I've been fortunate enough to attend Sundance Film Festival for the past two years, and it's quite an experience. I tend to spend my time there gorging on as many movies as possible. In my two trips and 10 cumulative days spent in Park City, UT, I've seen roughly 50 screenings. Not even as press really; writing would consume too much time.
Sundance 2010 is going to be different: either I'll be here manning the blog or out in Utah seeing only the occasional movie while participating in MTV's ongoing coverage. And manning the blog, of course. After looking at the competition lineup, just released today, I'm very much hoping that I'll be able to attend. There are some cool-looking movies in contention, and many more yet to be announced that aren't competing. Hit the jump to check out some of the highlights and then head over to the Sundance website for the full list.
Hesher (Director: Spencer Susser; Screenwriters: Spencer Susser and David Michod; Story by Brian Charles Frank)—A mysterious, anarchical trickster descends on the lives of a family struggling to deal with a painful loss. Cast: Joseph Gordon-Levitt, Natalie Portman, Rainn Wilson, Devin Brochu, Piper Laurie, John Carroll Lynch. World Premiere
I don't know much about "Hesher," but I've heard some good things. There's a solid cast here and the director, Spencer Susser, had some sort of involvement with "R2-D2: Beneath the Dome," so he's okay in my book.
Holy Rollers (Director: Kevin Tyler Asch; Screenwriter: Antonio Macia)—A young Hasidic man, seduced by money, power and opportunity, becomes an international Ecstasy smuggler. Cast: Jesse Eisenberg, Justin Bartha, Danny A. Abeckaser, Ari Graynor, Jason Fuchs. World Premiere
Here we have a fun cast and a hilarious premise. This is director Kevin Tyler Asch's first feature, but he's from Long Island (my home turf). Once again, okay in my book.
Howl (Directors and screenwriters: Rob Epstein and Jeffrey Friedman)—A nonfiction drama about the young Allen Ginsberg finding his voice, the creation of his groundbreaking poem HOWL, and the landmark obscenity trial that followed. Cast: James Franco, David Strathairn, Jon Hamm, Mary-Louise Parker, Jeff Daniels. World Premiere
Allen Ginsberg is a fascinating individual; I'm very keen on seeing how James Franco portrays a younger version of the portly Beat poet.
Sympathy for Delicious (Director: Mark Ruffalo; Screenwriter: Christopher Thornton)—A newly paralyzed DJ gets more than he bargained for when he seeks out the world of faith healing. Cast: Orlando Bloom, Mark Ruffalo, Juliette Lewis, Laura Linney, John Carroll Lynch. World Premiere

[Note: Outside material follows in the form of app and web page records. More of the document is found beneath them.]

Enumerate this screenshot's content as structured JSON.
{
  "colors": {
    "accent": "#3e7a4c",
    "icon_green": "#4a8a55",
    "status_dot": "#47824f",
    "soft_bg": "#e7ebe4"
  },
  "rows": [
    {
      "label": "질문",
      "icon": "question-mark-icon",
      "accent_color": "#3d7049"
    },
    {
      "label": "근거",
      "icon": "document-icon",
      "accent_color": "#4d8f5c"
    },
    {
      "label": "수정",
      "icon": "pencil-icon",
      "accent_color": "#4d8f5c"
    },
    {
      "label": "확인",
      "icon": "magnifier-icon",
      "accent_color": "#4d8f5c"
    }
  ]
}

I'm not sure what to make of the premise here. But it's Mark Ruffalo's directorial debut and he's put together a dynamite cast. It'll be nice to see how "The Lord of the Rings" star Orlando Bloom fares without a bow and a full quiver of arrows on his back.
Joan Rivers: A Piece of Work (Directors: Ricki Stern and Annie Sundberg)—A rare, brutally honest glimpse into the comedic process and private dramas of legendary comedian and pop icon Joan Rivers as she fights tooth and nail to keep her American dream alive. World Premiere
Not sure what to say about this one, other than that I expect it to be equal parts aggravating and hilarious.
Smash His Camera (Director: Leon Gast)—Jacqueline Kennedy Onassis sued him, and Marlon Brando broke his jaw. The story of notorious, reviled paparazzo Ron Galella opens a Pandora's Box of issues from right to privacy, freedom of the press and the ever-growing vortex of celebrity worship. World Premiere
I'll be honest. I just want to see Marlon Brando punch a paparazzo's face in.
This list is just culled from the U.S. documentary and dramatic categories. There are quite a few more, plus world categories for documentary and narrative. Check them all out on the Sundance website.